the internet, it is important to consider how our TV reverence influences our judgment of comedy. Hit shows like “Louie” and “Portlandia,” highly acclaimed by fans and critics alike, are regarded for their humor, but more often for their status as high-quality television. What makes them so beloved is not their punch lines, but their uniqueness, found in artful cinematography. So it makes perfect sense that “Baskets,” the new FX comedy starring Zach Galifianakis should debut now and reap the benefits.
Created and produced by none other than Jonathan Krisel (“Portlandia”), Louis C.K. (“Louie”) and Galifianakis himself, “Baskets” is exactly what you expect it to be, in an unexpected way. Galifianakis stars as Chip Baskets, an aspiring professional clown who fails out of clown college in Paris because he cannot speak a word of French. After moving back home to Bakersfield, California (a slightly less cultured city), Chip struggles to find work worthy of his artistic pretentions and settles on a job as a rodeo clown. After crashing his main method of transportation, a baby blue scooter, Chip meets Martha (Martha Kelly) a kind insurance agent. Martha later gives Chip a ride to his mother’s house, where Mom Baskets (Louie Anderson) clearly expresses disappointment in Chip’s untraditional career path.
The first two episodes of “Baskets” are disappointment after disappointment for Chip. Even though audiences are used to mocking Galifianakis’ failures, this time it is different. As host of Funny or Die’s “Between Two Ferns,” Galifianakis’ best moments were those that exposed his insecurities. When attempts to intimidate interviewees backfired and he became defensive, he was at his best. “The Hangover,” his big break, was carried to icon status by his irrational, impulsive character. In “Baskets,” however, the audience has to adjust to a different kind of mocking humor. Even though Galifianakis is his usual defensive, insecure self, his constant failures are met with more pity than laughs.

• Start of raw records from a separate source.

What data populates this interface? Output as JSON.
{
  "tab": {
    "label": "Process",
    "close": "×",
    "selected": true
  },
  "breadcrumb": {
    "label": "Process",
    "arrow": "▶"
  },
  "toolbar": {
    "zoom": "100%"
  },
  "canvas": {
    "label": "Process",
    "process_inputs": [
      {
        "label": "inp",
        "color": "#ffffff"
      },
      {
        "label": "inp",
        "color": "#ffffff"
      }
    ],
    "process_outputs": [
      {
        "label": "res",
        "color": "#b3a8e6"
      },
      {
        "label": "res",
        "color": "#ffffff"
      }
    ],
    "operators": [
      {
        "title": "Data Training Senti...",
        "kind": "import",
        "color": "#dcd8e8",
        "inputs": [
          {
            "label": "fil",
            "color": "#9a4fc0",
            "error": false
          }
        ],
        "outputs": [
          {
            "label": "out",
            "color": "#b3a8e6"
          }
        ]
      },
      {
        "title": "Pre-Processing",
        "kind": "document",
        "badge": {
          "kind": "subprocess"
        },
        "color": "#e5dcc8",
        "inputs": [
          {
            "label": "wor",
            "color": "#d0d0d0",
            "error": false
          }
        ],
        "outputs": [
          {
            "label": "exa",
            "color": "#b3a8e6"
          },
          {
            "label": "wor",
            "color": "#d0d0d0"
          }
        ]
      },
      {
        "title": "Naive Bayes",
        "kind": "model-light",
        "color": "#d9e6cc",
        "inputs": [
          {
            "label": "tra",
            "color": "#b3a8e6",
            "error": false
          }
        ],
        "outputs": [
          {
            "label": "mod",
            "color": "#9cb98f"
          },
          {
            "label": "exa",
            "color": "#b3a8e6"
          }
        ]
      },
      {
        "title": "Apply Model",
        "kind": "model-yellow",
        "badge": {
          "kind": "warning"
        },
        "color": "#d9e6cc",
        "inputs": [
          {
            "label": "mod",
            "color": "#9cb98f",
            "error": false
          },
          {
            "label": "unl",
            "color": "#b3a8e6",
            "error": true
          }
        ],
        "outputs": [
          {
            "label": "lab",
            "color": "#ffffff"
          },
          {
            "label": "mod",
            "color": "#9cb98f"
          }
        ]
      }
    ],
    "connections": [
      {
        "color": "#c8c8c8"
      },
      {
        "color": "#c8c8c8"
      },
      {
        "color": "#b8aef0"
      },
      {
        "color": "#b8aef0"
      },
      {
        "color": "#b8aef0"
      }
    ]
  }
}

When Chip fails out of clown college only to return to his home of Bakersfield, you feel a little disgust for such an ugly, strip-mall filled place. His hometown is unattractive like a scene from the “Workaholics” office — boring, industrial and overall unaccommodating for an aspiring artist. Even then, Chip struggles to find success from what he considers art and others consider foolishness. Chip’s life as a sad clown is presented with the “Portlandia”-esque realism that has Krisel written all over it. There is the constant mentioning of Arby’s and Costco, and the casting of people who do not look like they belong on TV, meaning they look like real people. In showing audiences these imperfect people in an imperfect place, “Baskets” aligns itself with the realistic sadness of “Portlandia” and “Louie.”
The success of “Baskets” rests on both if audiences are ready for another sad sitcom and if they are ready to see Galifianakis in such a role. Regardless, it is self-assured after two episodes and signifies the rise of more prestigious, alternative comedy. Chip may not be able to get laughs in Bakersfield, but let’s hope that viewers will like watching him fail.